Spoiled Teacher Life

"Miss Jena, do you want Starbucks?" My student asked me this morning when he showed up no less than 50 minutes before my class started. After my cursory hesitation and no-it's-ok hand gesture, he made the please-say-yes-I-want-to-get-it-for-you face. Then I said, "Sure, I'll take a small latte."

This conversation happened after he left a bag of Lindor Truffles on my desk with a giant smile. Yesterday it was Rafaello's (also a candy).

If you are thinking "suck up"--you have a point, but I don't think that's it. He likes to bring chocolate for our class to eat, and I appreciate the gesture. At least they are eating something for breakfast. These guys just seem to genuinely like to share stuff--especially delicious chocolate stuff.

The coffee was new today, but who am I to turn down such a nice offer? They all saw how tired I look last night--maybe that's it!

But, after all, I did play volleyball with the students for 3 hours yesterday and I made green bean casserole for their pre-Ramadan party. The candy and coffee guy is my volleyball buddy, too. We played two-on-two yesterday, and if you never played 2's volleyball on a large, open field, let me tell you: it's mostly running after shanked passes and any other ball that doesn't get touched.

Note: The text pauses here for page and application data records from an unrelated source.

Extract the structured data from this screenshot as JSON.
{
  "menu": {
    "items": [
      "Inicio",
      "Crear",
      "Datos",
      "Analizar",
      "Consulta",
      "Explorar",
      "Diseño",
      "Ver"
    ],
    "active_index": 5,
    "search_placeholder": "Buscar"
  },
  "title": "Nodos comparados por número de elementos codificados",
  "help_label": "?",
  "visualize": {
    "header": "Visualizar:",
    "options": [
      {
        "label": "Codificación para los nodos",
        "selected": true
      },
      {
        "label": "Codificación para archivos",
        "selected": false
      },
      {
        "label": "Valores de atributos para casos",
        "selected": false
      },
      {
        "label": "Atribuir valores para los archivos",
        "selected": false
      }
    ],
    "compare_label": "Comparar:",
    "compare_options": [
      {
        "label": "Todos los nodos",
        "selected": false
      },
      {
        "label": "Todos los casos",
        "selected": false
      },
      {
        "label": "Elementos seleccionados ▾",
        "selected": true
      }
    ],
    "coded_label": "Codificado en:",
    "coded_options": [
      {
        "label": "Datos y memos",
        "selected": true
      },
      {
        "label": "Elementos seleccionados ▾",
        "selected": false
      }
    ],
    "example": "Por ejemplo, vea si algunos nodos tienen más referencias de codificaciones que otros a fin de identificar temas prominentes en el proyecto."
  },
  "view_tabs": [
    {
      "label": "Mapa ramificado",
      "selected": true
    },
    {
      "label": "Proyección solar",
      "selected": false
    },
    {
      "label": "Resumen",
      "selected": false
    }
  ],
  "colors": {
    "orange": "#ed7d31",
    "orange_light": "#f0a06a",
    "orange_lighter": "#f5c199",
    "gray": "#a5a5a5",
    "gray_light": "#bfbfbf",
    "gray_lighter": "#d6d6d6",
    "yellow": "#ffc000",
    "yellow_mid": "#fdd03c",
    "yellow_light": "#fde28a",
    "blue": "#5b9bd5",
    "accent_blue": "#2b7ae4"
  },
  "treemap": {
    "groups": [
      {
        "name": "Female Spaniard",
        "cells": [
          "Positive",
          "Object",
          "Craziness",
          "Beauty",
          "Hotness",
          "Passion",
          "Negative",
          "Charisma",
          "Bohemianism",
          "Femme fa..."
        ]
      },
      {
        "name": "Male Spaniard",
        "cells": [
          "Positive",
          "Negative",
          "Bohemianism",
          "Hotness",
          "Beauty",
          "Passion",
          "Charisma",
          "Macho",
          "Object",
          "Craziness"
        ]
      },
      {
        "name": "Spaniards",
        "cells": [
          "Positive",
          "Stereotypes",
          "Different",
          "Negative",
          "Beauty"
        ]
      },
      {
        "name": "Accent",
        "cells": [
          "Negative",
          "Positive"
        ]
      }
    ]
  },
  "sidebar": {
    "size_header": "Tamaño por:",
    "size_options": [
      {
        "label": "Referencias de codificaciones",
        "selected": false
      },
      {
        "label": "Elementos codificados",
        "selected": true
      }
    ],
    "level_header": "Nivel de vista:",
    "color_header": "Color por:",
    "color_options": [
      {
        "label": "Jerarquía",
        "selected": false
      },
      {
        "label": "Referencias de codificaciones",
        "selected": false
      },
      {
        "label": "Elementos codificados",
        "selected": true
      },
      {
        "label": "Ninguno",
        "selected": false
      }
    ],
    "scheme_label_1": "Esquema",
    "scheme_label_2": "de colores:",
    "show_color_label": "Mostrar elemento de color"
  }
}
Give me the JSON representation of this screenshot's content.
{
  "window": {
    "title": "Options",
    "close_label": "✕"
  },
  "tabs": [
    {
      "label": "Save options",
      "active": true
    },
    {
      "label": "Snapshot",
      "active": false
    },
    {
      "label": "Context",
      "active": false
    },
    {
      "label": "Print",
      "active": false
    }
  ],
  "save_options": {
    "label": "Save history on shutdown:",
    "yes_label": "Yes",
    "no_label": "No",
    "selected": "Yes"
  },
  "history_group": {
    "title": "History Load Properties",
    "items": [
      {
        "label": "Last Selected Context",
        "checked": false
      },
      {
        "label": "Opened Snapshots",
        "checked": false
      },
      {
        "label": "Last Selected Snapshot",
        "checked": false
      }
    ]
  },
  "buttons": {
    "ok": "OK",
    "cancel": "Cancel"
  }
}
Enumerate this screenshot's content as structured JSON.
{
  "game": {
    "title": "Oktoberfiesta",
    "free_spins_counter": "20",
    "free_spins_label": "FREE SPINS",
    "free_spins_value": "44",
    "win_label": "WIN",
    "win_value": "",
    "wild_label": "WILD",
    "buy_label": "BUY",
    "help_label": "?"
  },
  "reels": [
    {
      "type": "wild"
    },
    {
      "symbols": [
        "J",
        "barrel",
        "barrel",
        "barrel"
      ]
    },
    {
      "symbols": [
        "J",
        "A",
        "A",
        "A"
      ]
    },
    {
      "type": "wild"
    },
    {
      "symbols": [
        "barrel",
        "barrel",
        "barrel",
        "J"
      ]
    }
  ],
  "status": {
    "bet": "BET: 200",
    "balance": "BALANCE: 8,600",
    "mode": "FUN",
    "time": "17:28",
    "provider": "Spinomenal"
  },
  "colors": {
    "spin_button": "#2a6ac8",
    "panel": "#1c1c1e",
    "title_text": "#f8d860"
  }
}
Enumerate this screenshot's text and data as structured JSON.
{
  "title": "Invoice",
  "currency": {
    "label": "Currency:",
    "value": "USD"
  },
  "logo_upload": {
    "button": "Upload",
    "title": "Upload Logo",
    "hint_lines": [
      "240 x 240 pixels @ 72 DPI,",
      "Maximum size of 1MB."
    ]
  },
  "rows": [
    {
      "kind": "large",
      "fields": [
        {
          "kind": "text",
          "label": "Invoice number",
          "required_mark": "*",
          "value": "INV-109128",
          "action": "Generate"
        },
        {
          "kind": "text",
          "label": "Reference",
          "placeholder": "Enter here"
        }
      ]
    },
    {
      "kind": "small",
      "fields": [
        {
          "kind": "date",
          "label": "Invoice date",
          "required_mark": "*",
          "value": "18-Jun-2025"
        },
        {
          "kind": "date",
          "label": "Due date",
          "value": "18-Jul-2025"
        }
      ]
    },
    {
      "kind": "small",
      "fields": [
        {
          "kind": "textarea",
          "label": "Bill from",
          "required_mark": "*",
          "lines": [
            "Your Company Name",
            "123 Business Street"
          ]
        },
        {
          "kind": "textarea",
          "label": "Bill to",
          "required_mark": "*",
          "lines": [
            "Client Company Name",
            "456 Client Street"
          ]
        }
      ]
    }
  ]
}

At the party, my students fawned over the green beans, and insisted that I eat whatever they had made. They talked with me and introduced me to their cousins. One even made good on his promise to show me part of an Arabic soap opera. Then he showed me pictures of his hometown--Medina--a place I will never be allowed to visit (I'm not a Muslim). He also showed me pictures of best friends from home, previous haircuts, and some delicious wood-fired food from his camping trip.

Another student insisted on finding the missing soccer ball for me and helping clean up after the party. Others were concerned that I looked exhausted (and indeed I was after the volleyball match), and that I better sit down while they got me more lemonade and cake. It's a good life.

I really like my students. They invite me to do lots of things with them, which is very flattering for this nerdy grad student. I'm getting to know their personalities and their culture a lot better from seeing them outside of writing class.

I guess it's always risky to befriend students too much. I still have to grade them, possibly to the point of ending a scholarship, but that's my job. At this point, I feel that I am able to communicate much better with my students because I know them better. I really respect them and I can see better how my class and my coursework fits into their lives and future plans. It's pretty cool.

Ramadan begins tomorrow. That's the month when Muslims fast from sunup to sundown, then celebrate with family and friends at night. It's likely that Ramadan will change my class dynamic significantly (i.e. no coffee and chocolates to wire everyone up), yet I'm already looking forward to Ramadan feasts and late-night Ramadan volleyball matches. I hope they invite me!

Here's to the last weeks of summer, a wonderful group of students, and the feeling that I might have found a great career.